[What to produce]:
Give the records again, word for word.

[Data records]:

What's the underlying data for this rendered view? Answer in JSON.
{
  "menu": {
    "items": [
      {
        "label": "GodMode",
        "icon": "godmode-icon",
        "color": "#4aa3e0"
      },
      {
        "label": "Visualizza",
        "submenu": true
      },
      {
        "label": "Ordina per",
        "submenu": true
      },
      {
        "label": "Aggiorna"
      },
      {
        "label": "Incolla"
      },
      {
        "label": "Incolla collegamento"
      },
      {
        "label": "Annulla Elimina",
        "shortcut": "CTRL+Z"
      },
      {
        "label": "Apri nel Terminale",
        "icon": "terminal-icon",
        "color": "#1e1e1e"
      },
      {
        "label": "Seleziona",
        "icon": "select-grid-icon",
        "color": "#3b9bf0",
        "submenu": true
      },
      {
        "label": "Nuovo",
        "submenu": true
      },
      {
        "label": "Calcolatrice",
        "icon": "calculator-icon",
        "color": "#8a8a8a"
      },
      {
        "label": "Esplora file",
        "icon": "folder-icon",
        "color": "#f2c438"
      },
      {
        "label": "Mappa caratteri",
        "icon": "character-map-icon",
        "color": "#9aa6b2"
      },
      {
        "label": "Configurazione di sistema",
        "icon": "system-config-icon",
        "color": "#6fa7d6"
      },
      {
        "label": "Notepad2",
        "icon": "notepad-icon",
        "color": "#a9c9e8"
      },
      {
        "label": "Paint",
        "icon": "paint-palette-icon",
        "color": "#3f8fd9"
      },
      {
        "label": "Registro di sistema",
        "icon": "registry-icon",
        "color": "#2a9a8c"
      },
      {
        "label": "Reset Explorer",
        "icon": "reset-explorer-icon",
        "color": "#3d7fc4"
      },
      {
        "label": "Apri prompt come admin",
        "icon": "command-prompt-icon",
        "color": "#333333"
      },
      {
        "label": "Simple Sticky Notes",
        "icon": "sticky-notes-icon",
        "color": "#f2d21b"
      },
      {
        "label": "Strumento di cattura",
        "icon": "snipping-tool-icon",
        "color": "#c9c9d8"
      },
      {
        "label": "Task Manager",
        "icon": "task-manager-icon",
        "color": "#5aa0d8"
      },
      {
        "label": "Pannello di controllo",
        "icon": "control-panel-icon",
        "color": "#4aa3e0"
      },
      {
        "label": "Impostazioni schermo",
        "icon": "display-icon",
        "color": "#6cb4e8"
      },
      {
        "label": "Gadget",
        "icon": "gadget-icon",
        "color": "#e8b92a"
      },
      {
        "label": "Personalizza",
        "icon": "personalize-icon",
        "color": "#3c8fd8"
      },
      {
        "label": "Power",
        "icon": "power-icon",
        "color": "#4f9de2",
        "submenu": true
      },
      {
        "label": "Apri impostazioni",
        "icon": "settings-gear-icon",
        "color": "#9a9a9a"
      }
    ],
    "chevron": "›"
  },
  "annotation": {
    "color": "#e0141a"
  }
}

[Problem solution]:
What's the underlying data for this rendered view? Answer in JSON.
{
  "menu": {
    "items": [
      {
        "label": "GodMode",
        "icon": "godmode-icon",
        "color": "#4aa3e0"
      },
      {
        "label": "Visualizza",
        "submenu": true
      },
      {
        "label": "Ordina per",
        "submenu": true
      },
      {
        "label": "Aggiorna"
      },
      {
        "label": "Incolla"
      },
      {
        "label": "Incolla collegamento"
      },
      {
        "label": "Annulla Elimina",
        "shortcut": "CTRL+Z"
      },
      {
        "label": "Apri nel Terminale",
        "icon": "terminal-icon",
        "color": "#1e1e1e"
      },
      {
        "label": "Seleziona",
        "icon": "select-grid-icon",
        "color": "#3b9bf0",
        "submenu": true
      },
      {
        "label": "Nuovo",
        "submenu": true
      },
      {
        "label": "Calcolatrice",
        "icon": "calculator-icon",
        "color": "#8a8a8a"
      },
      {
        "label": "Esplora file",
        "icon": "folder-icon",
        "color": "#f2c438"
      },
      {
        "label": "Mappa caratteri",
        "icon": "character-map-icon",
        "color": "#9aa6b2"
      },
      {
        "label": "Configurazione di sistema",
        "icon": "system-config-icon",
        "color": "#6fa7d6"
      },
      {
        "label": "Notepad2",
        "icon": "notepad-icon",
        "color": "#a9c9e8"
      },
      {
        "label": "Paint",
        "icon": "paint-palette-icon",
        "color": "#3f8fd9"
      },
      {
        "label": "Registro di sistema",
        "icon": "registry-icon",
        "color": "#2a9a8c"
      },
      {
        "label": "Reset Explorer",
        "icon": "reset-explorer-icon",
        "color": "#3d7fc4"
      },
      {
        "label": "Apri prompt come admin",
        "icon": "command-prompt-icon",
        "color": "#333333"
      },
      {
        "label": "Simple Sticky Notes",
        "icon": "sticky-notes-icon",
        "color": "#f2d21b"
      },
      {
        "label": "Strumento di cattura",
        "icon": "snipping-tool-icon",
        "color": "#c9c9d8"
      },
      {
        "label": "Task Manager",
        "icon": "task-manager-icon",
        "color": "#5aa0d8"
      },
      {
        "label": "Pannello di controllo",
        "icon": "control-panel-icon",
        "color": "#4aa3e0"
      },
      {
        "label": "Impostazioni schermo",
        "icon": "display-icon",
        "color": "#6cb4e8"
      },
      {
        "label": "Gadget",
        "icon": "gadget-icon",
        "color": "#e8b92a"
      },
      {
        "label": "Personalizza",
        "icon": "personalize-icon",
        "color": "#3c8fd8"
      },
      {
        "label": "Power",
        "icon": "power-icon",
        "color": "#4f9de2",
        "submenu": true
      },
      {
        "label": "Apri impostazioni",
        "icon": "settings-gear-icon",
        "color": "#9a9a9a"
      }
    ],
    "chevron": "›"
  },
  "annotation": {
    "color": "#e0141a"
  }
}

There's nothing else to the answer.